## Information provided
★ ★ ★ ★

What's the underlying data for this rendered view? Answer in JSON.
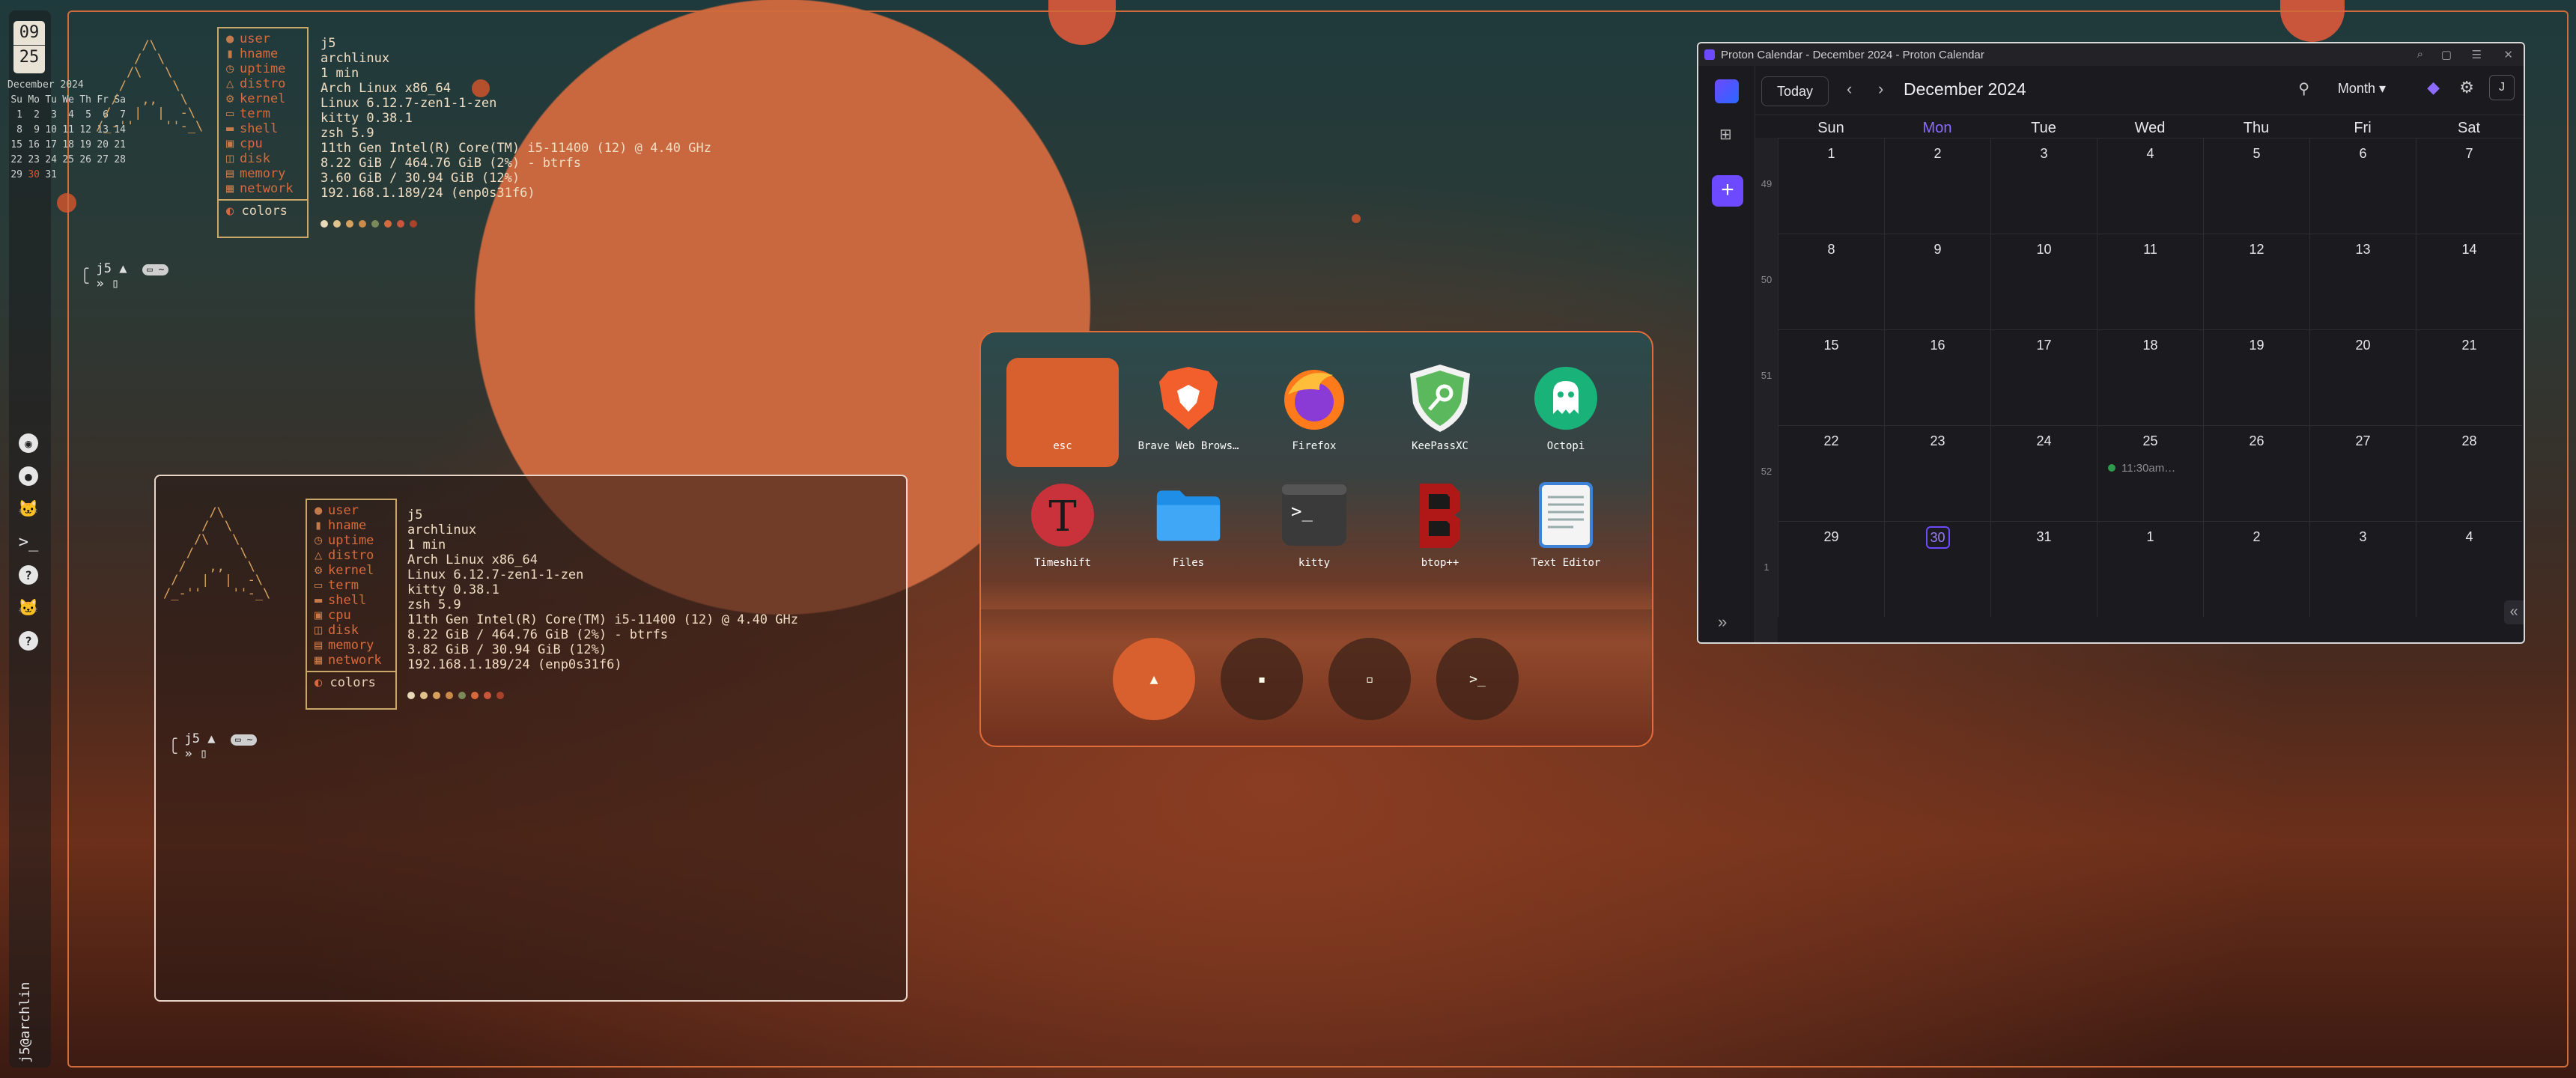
{
  "clock": {
    "hour": "09",
    "minute": "25"
  },
  "mini_calendar": {
    "title": "December 2024",
    "weekdays": [
      "Su",
      "Mo",
      "Tu",
      "We",
      "Th",
      "Fr",
      "Sa"
    ],
    "weeks": [
      [
        "1",
        "2",
        "3",
        "4",
        "5",
        "6",
        "7"
      ],
      [
        "8",
        "9",
        "10",
        "11",
        "12",
        "13",
        "14"
      ],
      [
        "15",
        "16",
        "17",
        "18",
        "19",
        "20",
        "21"
      ],
      [
        "22",
        "23",
        "24",
        "25",
        "26",
        "27",
        "28"
      ],
      [
        "29",
        "30",
        "31",
        "",
        "",
        "",
        ""
      ]
    ],
    "today": "30"
  },
  "sysinfo_keys": [
    "user",
    "hname",
    "uptime",
    "distro",
    "kernel",
    "term",
    "shell",
    "cpu",
    "disk",
    "memory",
    "network"
  ],
  "sysinfo_top": {
    "user": "j5",
    "hname": "archlinux",
    "uptime": "1 min",
    "distro": "Arch Linux x86_64",
    "kernel": "Linux 6.12.7-zen1-1-zen",
    "term": "kitty 0.38.1",
    "shell": "zsh 5.9",
    "cpu": "11th Gen Intel(R) Core(TM) i5-11400 (12) @ 4.40 GHz",
    "disk": "8.22 GiB / 464.76 GiB (2%) - btrfs",
    "memory": "3.60 GiB / 30.94 GiB (12%)",
    "network": "192.168.1.189/24 (enp0s31f6)",
    "colors": "colors"
  },
  "sysinfo_term": {
    "user": "j5",
    "hname": "archlinux",
    "uptime": "1 min",
    "distro": "Arch Linux x86_64",
    "kernel": "Linux 6.12.7-zen1-1-zen",
    "term": "kitty 0.38.1",
    "shell": "zsh 5.9",
    "cpu": "11th Gen Intel(R) Core(TM) i5-11400 (12) @ 4.40 GHz",
    "disk": "8.22 GiB / 464.76 GiB (2%) - btrfs",
    "memory": "3.82 GiB / 30.94 GiB (12%)",
    "network": "192.168.1.189/24 (enp0s31f6)",
    "colors": "colors"
  },
  "palette": [
    "#e8d9b8",
    "#e0c28a",
    "#d9a15e",
    "#c98a4a",
    "#7a8a5a",
    "#d66a3d",
    "#c9553a",
    "#a8422a"
  ],
  "prompt": {
    "user": "j5",
    "arrow": "»",
    "tag": "~"
  },
  "launcher": {
    "apps": [
      {
        "label": "esc",
        "icon": "esc-tile"
      },
      {
        "label": "Brave Web Brows…",
        "icon": "brave-icon"
      },
      {
        "label": "Firefox",
        "icon": "firefox-icon"
      },
      {
        "label": "KeePassXC",
        "icon": "keepassxc-icon"
      },
      {
        "label": "Octopi",
        "icon": "octopi-icon"
      },
      {
        "label": "Timeshift",
        "icon": "timeshift-icon"
      },
      {
        "label": "Files",
        "icon": "folder-icon"
      },
      {
        "label": "kitty",
        "icon": "terminal-icon"
      },
      {
        "label": "btop++",
        "icon": "btop-icon"
      },
      {
        "label": "Text Editor",
        "icon": "text-editor-icon"
      }
    ]
  },
  "calendar": {
    "window_title": "Proton Calendar - December 2024 - Proton Calendar",
    "today_label": "Today",
    "month_title": "December 2024",
    "view": "Month",
    "avatar": "J",
    "weekdays": [
      "Sun",
      "Mon",
      "Tue",
      "Wed",
      "Thu",
      "Fri",
      "Sat"
    ],
    "week_numbers": [
      "49",
      "50",
      "51",
      "52",
      "1"
    ],
    "weeks": [
      [
        "1",
        "2",
        "3",
        "4",
        "5",
        "6",
        "7"
      ],
      [
        "8",
        "9",
        "10",
        "11",
        "12",
        "13",
        "14"
      ],
      [
        "15",
        "16",
        "17",
        "18",
        "19",
        "20",
        "21"
      ],
      [
        "22",
        "23",
        "24",
        "25",
        "26",
        "27",
        "28"
      ],
      [
        "29",
        "30",
        "31",
        "1",
        "2",
        "3",
        "4"
      ]
    ],
    "today": "30",
    "event": {
      "day": "25",
      "time": "11:30am…"
    }
  },
  "dock": {
    "user_label": "j5@archlin"
  },
  "accent": "#d8602e"
}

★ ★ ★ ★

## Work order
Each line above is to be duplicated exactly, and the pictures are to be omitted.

## Solution to the problem
What's the underlying data for this rendered view? Answer in JSON.
{
  "clock": {
    "hour": "09",
    "minute": "25"
  },
  "mini_calendar": {
    "title": "December 2024",
    "weekdays": [
      "Su",
      "Mo",
      "Tu",
      "We",
      "Th",
      "Fr",
      "Sa"
    ],
    "weeks": [
      [
        "1",
        "2",
        "3",
        "4",
        "5",
        "6",
        "7"
      ],
      [
        "8",
        "9",
        "10",
        "11",
        "12",
        "13",
        "14"
      ],
      [
        "15",
        "16",
        "17",
        "18",
        "19",
        "20",
        "21"
      ],
      [
        "22",
        "23",
        "24",
        "25",
        "26",
        "27",
        "28"
      ],
      [
        "29",
        "30",
        "31",
        "",
        "",
        "",
        ""
      ]
    ],
    "today": "30"
  },
  "sysinfo_keys": [
    "user",
    "hname",
    "uptime",
    "distro",
    "kernel",
    "term",
    "shell",
    "cpu",
    "disk",
    "memory",
    "network"
  ],
  "sysinfo_top": {
    "user": "j5",
    "hname": "archlinux",
    "uptime": "1 min",
    "distro": "Arch Linux x86_64",
    "kernel": "Linux 6.12.7-zen1-1-zen",
    "term": "kitty 0.38.1",
    "shell": "zsh 5.9",
    "cpu": "11th Gen Intel(R) Core(TM) i5-11400 (12) @ 4.40 GHz",
    "disk": "8.22 GiB / 464.76 GiB (2%) - btrfs",
    "memory": "3.60 GiB / 30.94 GiB (12%)",
    "network": "192.168.1.189/24 (enp0s31f6)",
    "colors": "colors"
  },
  "sysinfo_term": {
    "user": "j5",
    "hname": "archlinux",
    "uptime": "1 min",
    "distro": "Arch Linux x86_64",
    "kernel": "Linux 6.12.7-zen1-1-zen",
    "term": "kitty 0.38.1",
    "shell": "zsh 5.9",
    "cpu": "11th Gen Intel(R) Core(TM) i5-11400 (12) @ 4.40 GHz",
    "disk": "8.22 GiB / 464.76 GiB (2%) - btrfs",
    "memory": "3.82 GiB / 30.94 GiB (12%)",
    "network": "192.168.1.189/24 (enp0s31f6)",
    "colors": "colors"
  },
  "palette": [
    "#e8d9b8",
    "#e0c28a",
    "#d9a15e",
    "#c98a4a",
    "#7a8a5a",
    "#d66a3d",
    "#c9553a",
    "#a8422a"
  ],
  "prompt": {
    "user": "j5",
    "arrow": "»",
    "tag": "~"
  },
  "launcher": {
    "apps": [
      {
        "label": "esc",
        "icon": "esc-tile"
      },
      {
        "label": "Brave Web Brows…",
        "icon": "brave-icon"
      },
      {
        "label": "Firefox",
        "icon": "firefox-icon"
      },
      {
        "label": "KeePassXC",
        "icon": "keepassxc-icon"
      },
      {
        "label": "Octopi",
        "icon": "octopi-icon"
      },
      {
        "label": "Timeshift",
        "icon": "timeshift-icon"
      },
      {
        "label": "Files",
        "icon": "folder-icon"
      },
      {
        "label": "kitty",
        "icon": "terminal-icon"
      },
      {
        "label": "btop++",
        "icon": "btop-icon"
      },
      {
        "label": "Text Editor",
        "icon": "text-editor-icon"
      }
    ]
  },
  "calendar": {
    "window_title": "Proton Calendar - December 2024 - Proton Calendar",
    "today_label": "Today",
    "month_title": "December 2024",
    "view": "Month",
    "avatar": "J",
    "weekdays": [
      "Sun",
      "Mon",
      "Tue",
      "Wed",
      "Thu",
      "Fri",
      "Sat"
    ],
    "week_numbers": [
      "49",
      "50",
      "51",
      "52",
      "1"
    ],
    "weeks": [
      [
        "1",
        "2",
        "3",
        "4",
        "5",
        "6",
        "7"
      ],
      [
        "8",
        "9",
        "10",
        "11",
        "12",
        "13",
        "14"
      ],
      [
        "15",
        "16",
        "17",
        "18",
        "19",
        "20",
        "21"
      ],
      [
        "22",
        "23",
        "24",
        "25",
        "26",
        "27",
        "28"
      ],
      [
        "29",
        "30",
        "31",
        "1",
        "2",
        "3",
        "4"
      ]
    ],
    "today": "30",
    "event": {
      "day": "25",
      "time": "11:30am…"
    }
  },
  "dock": {
    "user_label": "j5@archlin"
  },
  "accent": "#d8602e"
}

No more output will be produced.